AIM OF THE EXERCISE: Exactly as given, reproduce the records in full.

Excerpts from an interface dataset
☆ ☆ ☆
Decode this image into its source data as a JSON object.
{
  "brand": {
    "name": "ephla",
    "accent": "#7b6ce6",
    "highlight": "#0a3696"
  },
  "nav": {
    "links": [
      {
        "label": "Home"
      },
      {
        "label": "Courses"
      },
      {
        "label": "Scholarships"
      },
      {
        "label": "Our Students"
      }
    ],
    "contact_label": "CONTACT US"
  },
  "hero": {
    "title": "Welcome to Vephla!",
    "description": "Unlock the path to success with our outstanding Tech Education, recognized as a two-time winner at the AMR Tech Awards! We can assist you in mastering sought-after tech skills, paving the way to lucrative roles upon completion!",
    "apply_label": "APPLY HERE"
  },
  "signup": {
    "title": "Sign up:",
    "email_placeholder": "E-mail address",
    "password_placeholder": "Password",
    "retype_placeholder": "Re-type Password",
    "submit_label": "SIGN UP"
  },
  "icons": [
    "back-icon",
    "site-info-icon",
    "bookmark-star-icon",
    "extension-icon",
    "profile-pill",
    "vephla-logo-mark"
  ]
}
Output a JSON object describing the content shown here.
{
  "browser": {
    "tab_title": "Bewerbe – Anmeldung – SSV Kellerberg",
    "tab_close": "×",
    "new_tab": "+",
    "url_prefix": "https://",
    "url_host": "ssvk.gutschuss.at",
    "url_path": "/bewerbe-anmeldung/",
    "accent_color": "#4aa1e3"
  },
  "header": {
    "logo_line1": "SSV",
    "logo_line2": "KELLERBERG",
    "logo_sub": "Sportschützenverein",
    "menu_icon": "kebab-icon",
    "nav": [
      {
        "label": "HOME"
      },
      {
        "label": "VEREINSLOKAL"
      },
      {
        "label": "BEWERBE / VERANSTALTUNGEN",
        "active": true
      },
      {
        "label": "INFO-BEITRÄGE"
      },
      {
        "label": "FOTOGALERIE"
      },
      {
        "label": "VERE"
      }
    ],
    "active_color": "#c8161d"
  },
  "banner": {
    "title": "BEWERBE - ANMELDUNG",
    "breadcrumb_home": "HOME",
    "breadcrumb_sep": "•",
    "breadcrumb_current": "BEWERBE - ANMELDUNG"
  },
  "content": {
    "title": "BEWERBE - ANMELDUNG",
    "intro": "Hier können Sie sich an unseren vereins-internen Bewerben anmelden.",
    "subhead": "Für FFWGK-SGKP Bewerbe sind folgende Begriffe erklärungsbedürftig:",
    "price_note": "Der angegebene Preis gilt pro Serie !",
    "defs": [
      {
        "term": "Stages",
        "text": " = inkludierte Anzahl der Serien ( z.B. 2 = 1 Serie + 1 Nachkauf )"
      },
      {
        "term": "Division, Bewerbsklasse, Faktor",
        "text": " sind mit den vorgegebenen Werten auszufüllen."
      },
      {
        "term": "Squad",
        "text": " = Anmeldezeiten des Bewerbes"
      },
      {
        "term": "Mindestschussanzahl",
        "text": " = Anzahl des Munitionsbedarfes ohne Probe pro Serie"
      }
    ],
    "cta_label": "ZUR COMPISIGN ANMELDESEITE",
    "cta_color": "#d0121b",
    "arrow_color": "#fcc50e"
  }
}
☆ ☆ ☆
EXERCISE RESPONSE:
Decode this image into its source data as a JSON object.
{
  "brand": {
    "name": "ephla",
    "accent": "#7b6ce6",
    "highlight": "#0a3696"
  },
  "nav": {
    "links": [
      {
        "label": "Home"
      },
      {
        "label": "Courses"
      },
      {
        "label": "Scholarships"
      },
      {
        "label": "Our Students"
      }
    ],
    "contact_label": "CONTACT US"
  },
  "hero": {
    "title": "Welcome to Vephla!",
    "description": "Unlock the path to success with our outstanding Tech Education, recognized as a two-time winner at the AMR Tech Awards! We can assist you in mastering sought-after tech skills, paving the way to lucrative roles upon completion!",
    "apply_label": "APPLY HERE"
  },
  "signup": {
    "title": "Sign up:",
    "email_placeholder": "E-mail address",
    "password_placeholder": "Password",
    "retype_placeholder": "Re-type Password",
    "submit_label": "SIGN UP"
  },
  "icons": [
    "back-icon",
    "site-info-icon",
    "bookmark-star-icon",
    "extension-icon",
    "profile-pill",
    "vephla-logo-mark"
  ]
}
Output a JSON object describing the content shown here.
{
  "browser": {
    "tab_title": "Bewerbe – Anmeldung – SSV Kellerberg",
    "tab_close": "×",
    "new_tab": "+",
    "url_prefix": "https://",
    "url_host": "ssvk.gutschuss.at",
    "url_path": "/bewerbe-anmeldung/",
    "accent_color": "#4aa1e3"
  },
  "header": {
    "logo_line1": "SSV",
    "logo_line2": "KELLERBERG",
    "logo_sub": "Sportschützenverein",
    "menu_icon": "kebab-icon",
    "nav": [
      {
        "label": "HOME"
      },
      {
        "label": "VEREINSLOKAL"
      },
      {
        "label": "BEWERBE / VERANSTALTUNGEN",
        "active": true
      },
      {
        "label": "INFO-BEITRÄGE"
      },
      {
        "label": "FOTOGALERIE"
      },
      {
        "label": "VERE"
      }
    ],
    "active_color": "#c8161d"
  },
  "banner": {
    "title": "BEWERBE - ANMELDUNG",
    "breadcrumb_home": "HOME",
    "breadcrumb_sep": "•",
    "breadcrumb_current": "BEWERBE - ANMELDUNG"
  },
  "content": {
    "title": "BEWERBE - ANMELDUNG",
    "intro": "Hier können Sie sich an unseren vereins-internen Bewerben anmelden.",
    "subhead": "Für FFWGK-SGKP Bewerbe sind folgende Begriffe erklärungsbedürftig:",
    "price_note": "Der angegebene Preis gilt pro Serie !",
    "defs": [
      {
        "term": "Stages",
        "text": " = inkludierte Anzahl der Serien ( z.B. 2 = 1 Serie + 1 Nachkauf )"
      },
      {
        "term": "Division, Bewerbsklasse, Faktor",
        "text": " sind mit den vorgegebenen Werten auszufüllen."
      },
      {
        "term": "Squad",
        "text": " = Anmeldezeiten des Bewerbes"
      },
      {
        "term": "Mindestschussanzahl",
        "text": " = Anzahl des Munitionsbedarfes ohne Probe pro Serie"
      }
    ],
    "cta_label": "ZUR COMPISIGN ANMELDESEITE",
    "cta_color": "#d0121b",
    "arrow_color": "#fcc50e"
  }
}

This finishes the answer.